◆ **Given data**:
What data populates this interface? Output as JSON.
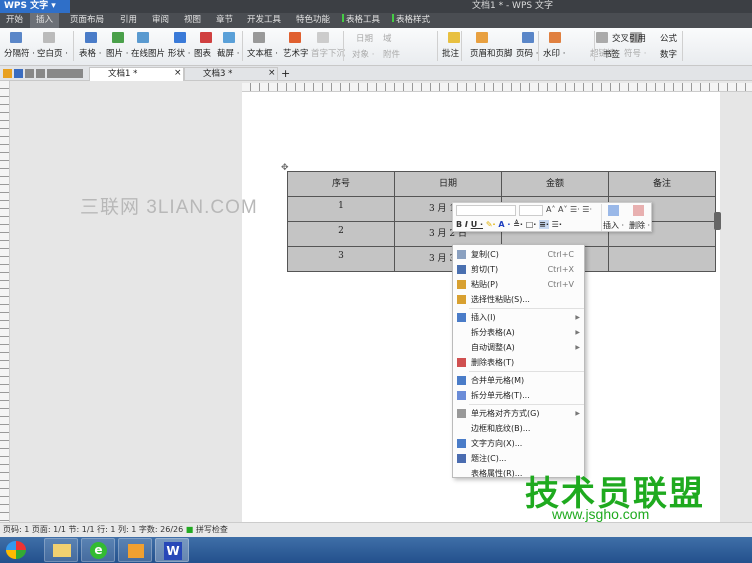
{
  "app": {
    "name": "WPS 文字",
    "window_title": "文档1 * - WPS 文字"
  },
  "menu": {
    "items": [
      "开始",
      "插入",
      "页面布局",
      "引用",
      "审阅",
      "视图",
      "章节",
      "开发工具",
      "特色功能"
    ],
    "tool_tabs": [
      "表格工具",
      "表格样式"
    ],
    "active": "插入"
  },
  "ribbon": {
    "items": [
      {
        "label": "分隔符 ·",
        "color": "#5a86c8"
      },
      {
        "label": "空白页 ·",
        "color": "#bbb"
      },
      {
        "label": "表格 ·",
        "color": "#4a7cc8"
      },
      {
        "label": "图片 ·",
        "color": "#4aa04a"
      },
      {
        "label": "在线图片",
        "color": "#5a9ad0"
      },
      {
        "label": "形状 ·",
        "color": "#3a7ad8"
      },
      {
        "label": "图表",
        "color": "#d04040"
      },
      {
        "label": "截屏 ·",
        "color": "#5aa0d8"
      },
      {
        "label": "文本框 ·",
        "color": "#999"
      },
      {
        "label": "艺术字",
        "color": "#e06030"
      },
      {
        "label": "首字下沉",
        "color": "#ccc",
        "disabled": true
      },
      {
        "label": "批注",
        "color": "#e8c040"
      },
      {
        "label": "页眉和页脚",
        "color": "#e8a040"
      },
      {
        "label": "页码 ·",
        "color": "#5a86c8"
      },
      {
        "label": "水印 ·",
        "color": "#e08040"
      },
      {
        "label": "超链接",
        "color": "#aaa",
        "disabled": true
      },
      {
        "label": "符号 ·",
        "color": "#aaa",
        "disabled": true
      }
    ],
    "small_items": [
      "日期",
      "域",
      "对象 ·",
      "附件",
      "交叉引用",
      "书签",
      "公式",
      "数字"
    ]
  },
  "doc_tabs": [
    "文档1 *",
    "文档3 *"
  ],
  "watermark_left": "三联网 3LIAN.COM",
  "table": {
    "headers": [
      "序号",
      "日期",
      "金额",
      "备注"
    ],
    "rows": [
      [
        "1",
        "3 月 1 日",
        "",
        ""
      ],
      [
        "2",
        "3 月 2 日",
        "",
        ""
      ],
      [
        "3",
        "3 月 3 日",
        "",
        ""
      ]
    ]
  },
  "mini_toolbar": {
    "format_buttons": [
      "B",
      "I",
      "U ·",
      "A ·"
    ],
    "insert": "插入 ·",
    "delete": "删除 ·"
  },
  "context_menu": [
    [
      {
        "label": "复制(C)",
        "shortcut": "Ctrl+C",
        "icon": "copy-icon",
        "color": "#8aa0c0"
      },
      {
        "label": "剪切(T)",
        "shortcut": "Ctrl+X",
        "icon": "cut-icon",
        "color": "#4a70b0"
      },
      {
        "label": "粘贴(P)",
        "shortcut": "Ctrl+V",
        "icon": "paste-icon",
        "color": "#d8a030"
      },
      {
        "label": "选择性粘贴(S)...",
        "icon": "paste-special-icon",
        "color": "#d8a030"
      }
    ],
    [
      {
        "label": "插入(I)",
        "submenu": true,
        "icon": "insert-table-icon",
        "color": "#4a7cc8"
      },
      {
        "label": "拆分表格(A)",
        "submenu": true
      },
      {
        "label": "自动调整(A)",
        "submenu": true
      },
      {
        "label": "删除表格(T)",
        "icon": "delete-table-icon",
        "color": "#d05050"
      }
    ],
    [
      {
        "label": "合并单元格(M)",
        "icon": "merge-cells-icon",
        "color": "#4a7cc8"
      },
      {
        "label": "拆分单元格(T)...",
        "icon": "split-cells-icon",
        "color": "#6a8cd8"
      }
    ],
    [
      {
        "label": "单元格对齐方式(G)",
        "submenu": true,
        "icon": "cell-align-icon",
        "color": "#999"
      },
      {
        "label": "边框和底纹(B)..."
      },
      {
        "label": "文字方向(X)...",
        "icon": "text-direction-icon",
        "color": "#4a7cc8"
      },
      {
        "label": "题注(C)...",
        "icon": "caption-icon",
        "color": "#4a6cb0"
      },
      {
        "label": "表格属性(R)..."
      }
    ]
  ],
  "status": {
    "text": "页码: 1  页面: 1/1  节: 1/1  行: 1  列: 1  字数: 26/26",
    "spell": "拼写检查"
  },
  "watermark_right": {
    "title": "技术员联盟",
    "url": "www.jsgho.com"
  }
}
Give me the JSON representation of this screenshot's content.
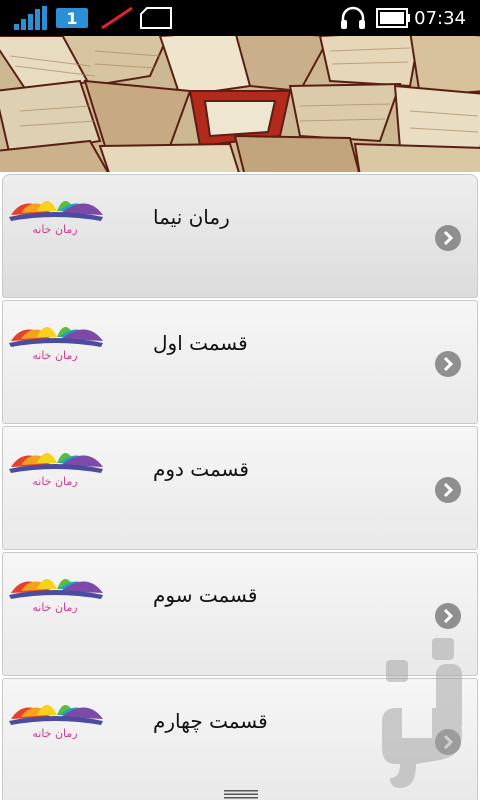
{
  "status_bar": {
    "sim_badge": "1",
    "time": "07:34",
    "icons": [
      "signal-icon",
      "sim-badge",
      "no-data-icon",
      "sim-card-icon",
      "headset-icon",
      "battery-icon"
    ]
  },
  "header": {
    "image": "books-banner"
  },
  "list": {
    "items": [
      {
        "label": "رمان نیما",
        "logo_text": "رمان خانه"
      },
      {
        "label": "قسمت اول",
        "logo_text": "رمان خانه"
      },
      {
        "label": "قسمت دوم",
        "logo_text": "رمان خانه"
      },
      {
        "label": "قسمت سوم",
        "logo_text": "رمان خانه"
      },
      {
        "label": "قسمت چهارم",
        "logo_text": "رمان خانه"
      }
    ]
  },
  "colors": {
    "status_bar_bg": "#000000",
    "badge": "#2b8fd6",
    "row_bg": "#ececec",
    "chevron": "#8f8f8f"
  }
}
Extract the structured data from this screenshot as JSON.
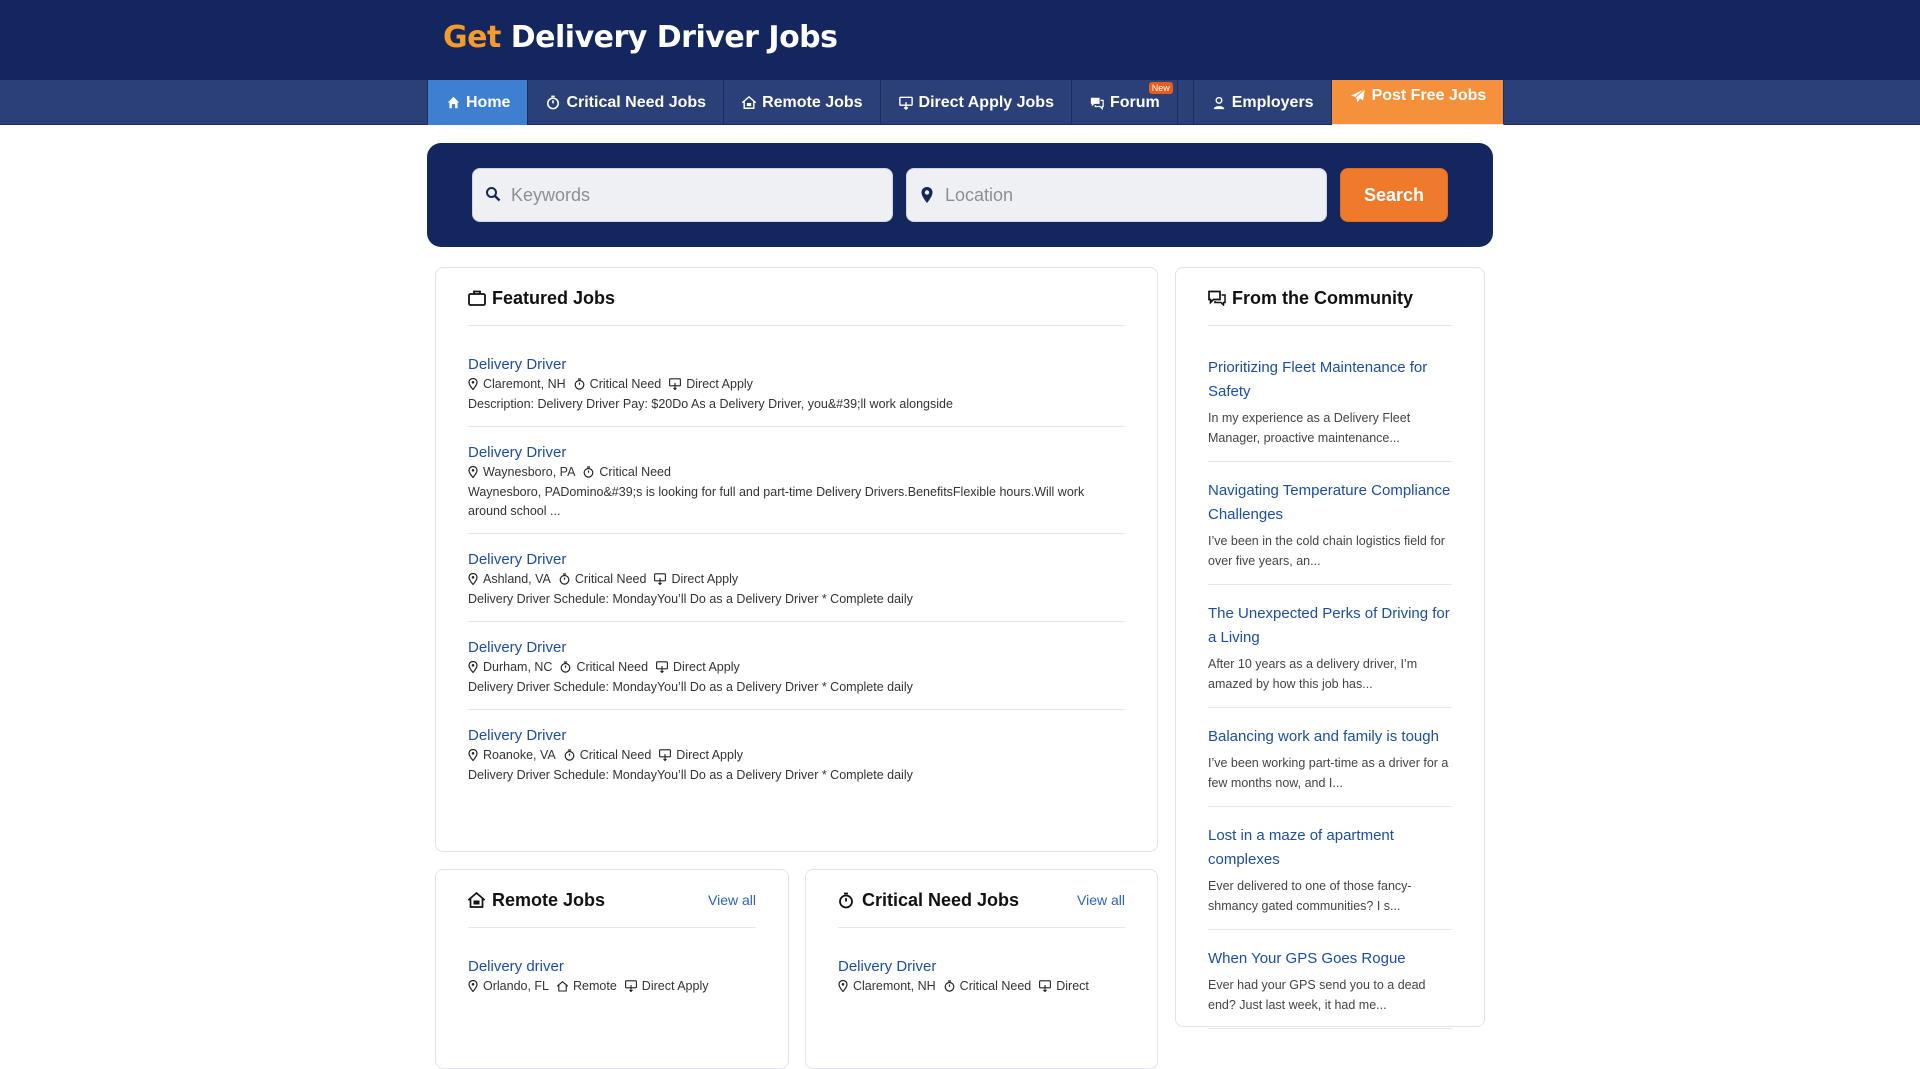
{
  "brand": {
    "get": "Get",
    "rest": "Delivery Driver Jobs"
  },
  "nav": {
    "home": "Home",
    "critical": "Critical Need Jobs",
    "remote": "Remote Jobs",
    "direct": "Direct Apply Jobs",
    "forum": "Forum",
    "forum_badge": "New",
    "employers": "Employers",
    "post": "Post Free Jobs"
  },
  "search": {
    "keywords_placeholder": "Keywords",
    "location_placeholder": "Location",
    "button": "Search"
  },
  "featured": {
    "title": "Featured Jobs",
    "jobs": [
      {
        "title": "Delivery Driver",
        "location": "Claremont, NH",
        "critical": "Critical Need",
        "direct": "Direct Apply",
        "desc": "Description: Delivery Driver Pay: $20Do As a Delivery Driver, you&#39;ll work alongside"
      },
      {
        "title": "Delivery Driver",
        "location": "Waynesboro, PA",
        "critical": "Critical Need",
        "desc": "Waynesboro, PADomino&#39;s is looking for full and part-time Delivery Drivers.BenefitsFlexible hours.Will work around school ..."
      },
      {
        "title": "Delivery Driver",
        "location": "Ashland, VA",
        "critical": "Critical Need",
        "direct": "Direct Apply",
        "desc": "Delivery Driver Schedule: MondayYou’ll Do as a Delivery Driver * Complete daily"
      },
      {
        "title": "Delivery Driver",
        "location": "Durham, NC",
        "critical": "Critical Need",
        "direct": "Direct Apply",
        "desc": "Delivery Driver Schedule: MondayYou’ll Do as a Delivery Driver * Complete daily"
      },
      {
        "title": "Delivery Driver",
        "location": "Roanoke, VA",
        "critical": "Critical Need",
        "direct": "Direct Apply",
        "desc": "Delivery Driver Schedule: MondayYou’ll Do as a Delivery Driver * Complete daily"
      }
    ]
  },
  "community": {
    "title": "From the Community",
    "posts": [
      {
        "title": "Prioritizing Fleet Maintenance for Safety",
        "excerpt": "In my experience as a Delivery Fleet Manager, proactive maintenance..."
      },
      {
        "title": "Navigating Temperature Compliance Challenges",
        "excerpt": "I’ve been in the cold chain logistics field for over five years, an..."
      },
      {
        "title": "The Unexpected Perks of Driving for a Living",
        "excerpt": "After 10 years as a delivery driver, I’m amazed by how this job has..."
      },
      {
        "title": "Balancing work and family is tough",
        "excerpt": "I’ve been working part-time as a driver for a few months now, and I..."
      },
      {
        "title": "Lost in a maze of apartment complexes",
        "excerpt": "Ever delivered to one of those fancy-shmancy gated communities? I s..."
      },
      {
        "title": "When Your GPS Goes Rogue",
        "excerpt": "Ever had your GPS send you to a dead end? Just last week, it had me..."
      }
    ]
  },
  "remote": {
    "title": "Remote Jobs",
    "view_all": "View all",
    "jobs": [
      {
        "title": "Delivery driver",
        "location": "Orlando, FL",
        "remote": "Remote",
        "direct": "Direct Apply"
      }
    ]
  },
  "critical": {
    "title": "Critical Need Jobs",
    "view_all": "View all",
    "jobs": [
      {
        "title": "Delivery Driver",
        "location": "Claremont, NH",
        "critical": "Critical Need",
        "direct": "Direct"
      }
    ]
  },
  "colors": {
    "header": "#13265e",
    "nav": "#2b4077",
    "home": "#3e7fd1",
    "accent": "#f5913a",
    "link": "#1c4ea3"
  }
}
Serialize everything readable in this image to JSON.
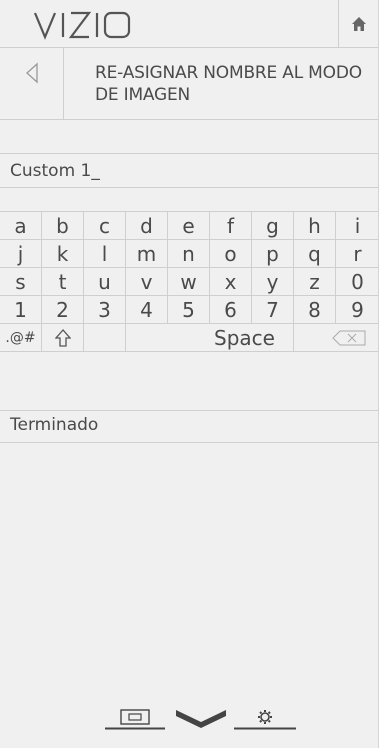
{
  "header": {
    "logo_text": "VIZIO",
    "home_icon": "home-icon"
  },
  "title": {
    "back_icon": "back-arrow-icon",
    "text": "RE-ASIGNAR NOMBRE AL MODO DE IMAGEN"
  },
  "input": {
    "value": "Custom 1_"
  },
  "keyboard": {
    "rows": [
      [
        "a",
        "b",
        "c",
        "d",
        "e",
        "f",
        "g",
        "h",
        "i"
      ],
      [
        "j",
        "k",
        "l",
        "m",
        "n",
        "o",
        "p",
        "q",
        "r"
      ],
      [
        "s",
        "t",
        "u",
        "v",
        "w",
        "x",
        "y",
        "z",
        "0"
      ],
      [
        "1",
        "2",
        "3",
        "4",
        "5",
        "6",
        "7",
        "8",
        "9"
      ]
    ],
    "symbols_key": ".@#",
    "shift_icon": "shift-icon",
    "space_key": "Space",
    "backspace_icon": "backspace-icon"
  },
  "done_label": "Terminado",
  "footer": {
    "icons": [
      "picture-input-icon",
      "vizio-chevron-icon",
      "settings-icon"
    ]
  },
  "colors": {
    "background": "#f0f0f0",
    "divider": "#cfcfcf",
    "text": "#4a4a4a"
  }
}
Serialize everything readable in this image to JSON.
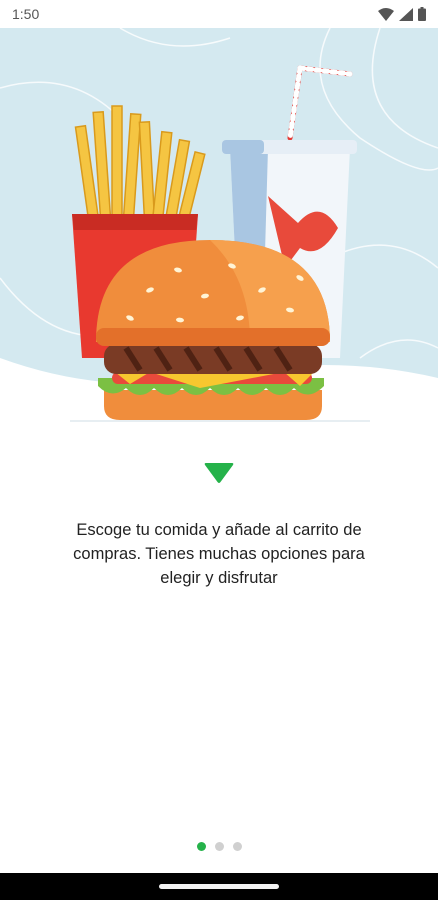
{
  "status_bar": {
    "time": "1:50",
    "icons": [
      "wifi-icon",
      "signal-icon",
      "battery-icon"
    ]
  },
  "onboarding": {
    "illustration": "fast-food-illustration",
    "description": "Escoge tu comida y añade al carrito de\ncompras. Tienes muchas opciones para\nelegir y disfrutar",
    "page_indicator": {
      "total": 3,
      "active_index": 0
    }
  },
  "colors": {
    "accent": "#25b24a",
    "hero_background": "#d4e9f0",
    "inactive_dot": "#d0d0d0"
  }
}
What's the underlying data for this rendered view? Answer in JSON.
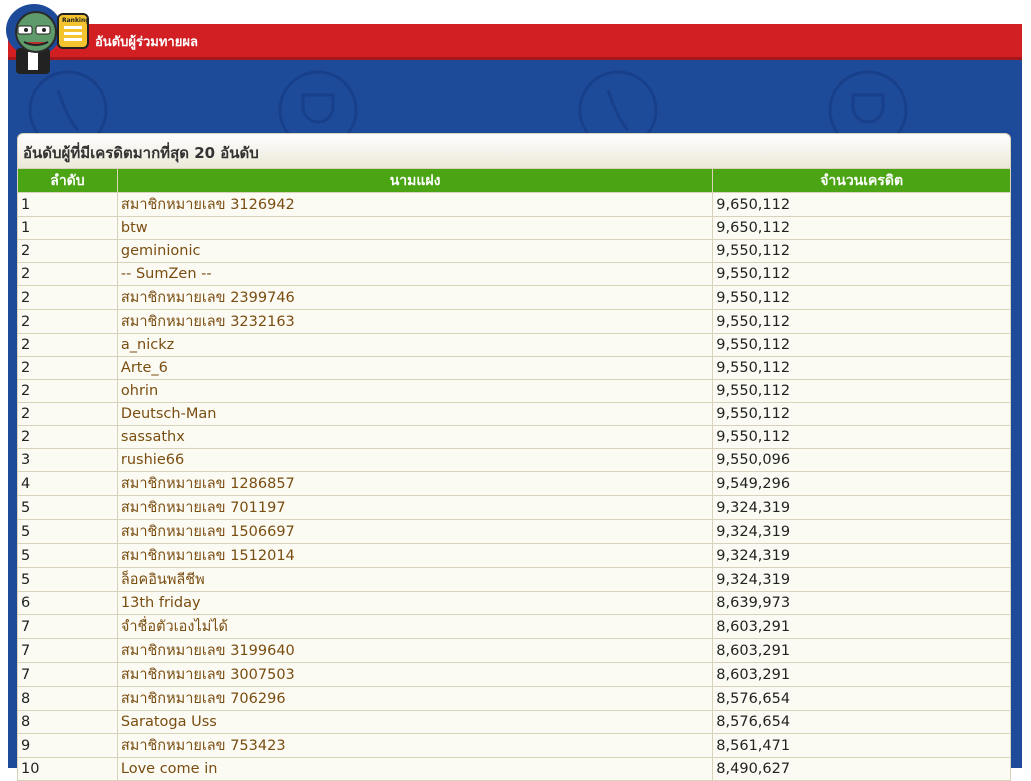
{
  "header": {
    "title": "อันดับผู้ร่วมทายผล",
    "badge": "Ranking"
  },
  "colors": {
    "red_bar": "#d21f24",
    "blue_panel": "#1e4a9a",
    "table_header": "#4aa414",
    "name_text": "#7a4d10"
  },
  "ranking": {
    "title": "อันดับผู้ที่มีเครดิตมากที่สุด 20 อันดับ",
    "columns": [
      "ลำดับ",
      "นามแฝง",
      "จำนวนเครดิต"
    ],
    "rows": [
      {
        "rank": "1",
        "name": "สมาชิกหมายเลข 3126942",
        "credits": "9,650,112"
      },
      {
        "rank": "1",
        "name": "btw",
        "credits": "9,650,112"
      },
      {
        "rank": "2",
        "name": "geminionic",
        "credits": "9,550,112"
      },
      {
        "rank": "2",
        "name": "-- SumZen --",
        "credits": "9,550,112"
      },
      {
        "rank": "2",
        "name": "สมาชิกหมายเลข 2399746",
        "credits": "9,550,112"
      },
      {
        "rank": "2",
        "name": "สมาชิกหมายเลข 3232163",
        "credits": "9,550,112"
      },
      {
        "rank": "2",
        "name": "a_nickz",
        "credits": "9,550,112"
      },
      {
        "rank": "2",
        "name": "Arte_6",
        "credits": "9,550,112"
      },
      {
        "rank": "2",
        "name": "ohrin",
        "credits": "9,550,112"
      },
      {
        "rank": "2",
        "name": "Deutsch-Man",
        "credits": "9,550,112"
      },
      {
        "rank": "2",
        "name": "sassathx",
        "credits": "9,550,112"
      },
      {
        "rank": "3",
        "name": "rushie66",
        "credits": "9,550,096"
      },
      {
        "rank": "4",
        "name": "สมาชิกหมายเลข 1286857",
        "credits": "9,549,296"
      },
      {
        "rank": "5",
        "name": "สมาชิกหมายเลข 701197",
        "credits": "9,324,319"
      },
      {
        "rank": "5",
        "name": "สมาชิกหมายเลข 1506697",
        "credits": "9,324,319"
      },
      {
        "rank": "5",
        "name": "สมาชิกหมายเลข 1512014",
        "credits": "9,324,319"
      },
      {
        "rank": "5",
        "name": "ล็อคอินพลีชีพ",
        "credits": "9,324,319"
      },
      {
        "rank": "6",
        "name": "13th friday",
        "credits": "8,639,973"
      },
      {
        "rank": "7",
        "name": "จำชื่อตัวเองไม่ได้",
        "credits": "8,603,291"
      },
      {
        "rank": "7",
        "name": "สมาชิกหมายเลข 3199640",
        "credits": "8,603,291"
      },
      {
        "rank": "7",
        "name": "สมาชิกหมายเลข 3007503",
        "credits": "8,603,291"
      },
      {
        "rank": "8",
        "name": "สมาชิกหมายเลข 706296",
        "credits": "8,576,654"
      },
      {
        "rank": "8",
        "name": "Saratoga Uss",
        "credits": "8,576,654"
      },
      {
        "rank": "9",
        "name": "สมาชิกหมายเลข 753423",
        "credits": "8,561,471"
      },
      {
        "rank": "10",
        "name": "Love come in",
        "credits": "8,490,627"
      }
    ]
  }
}
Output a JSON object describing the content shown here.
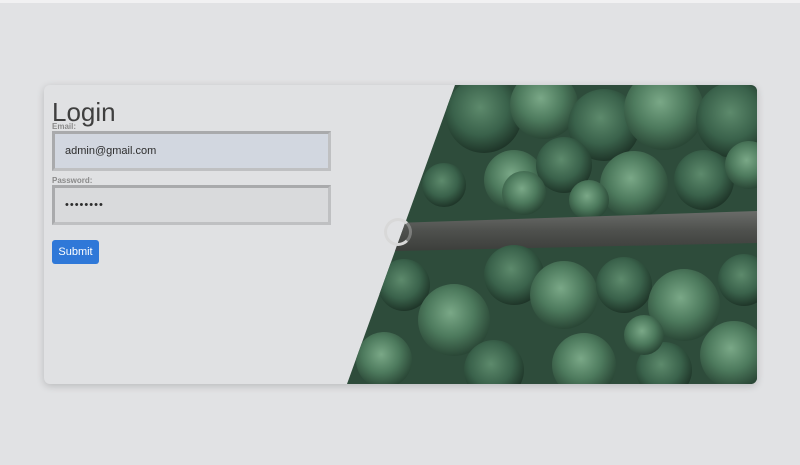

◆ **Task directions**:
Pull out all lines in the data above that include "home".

◆ **Response to the exercise**:
    "home": "Home",
    "home": "#3e7fd1",
    "home_icon": "home-icon"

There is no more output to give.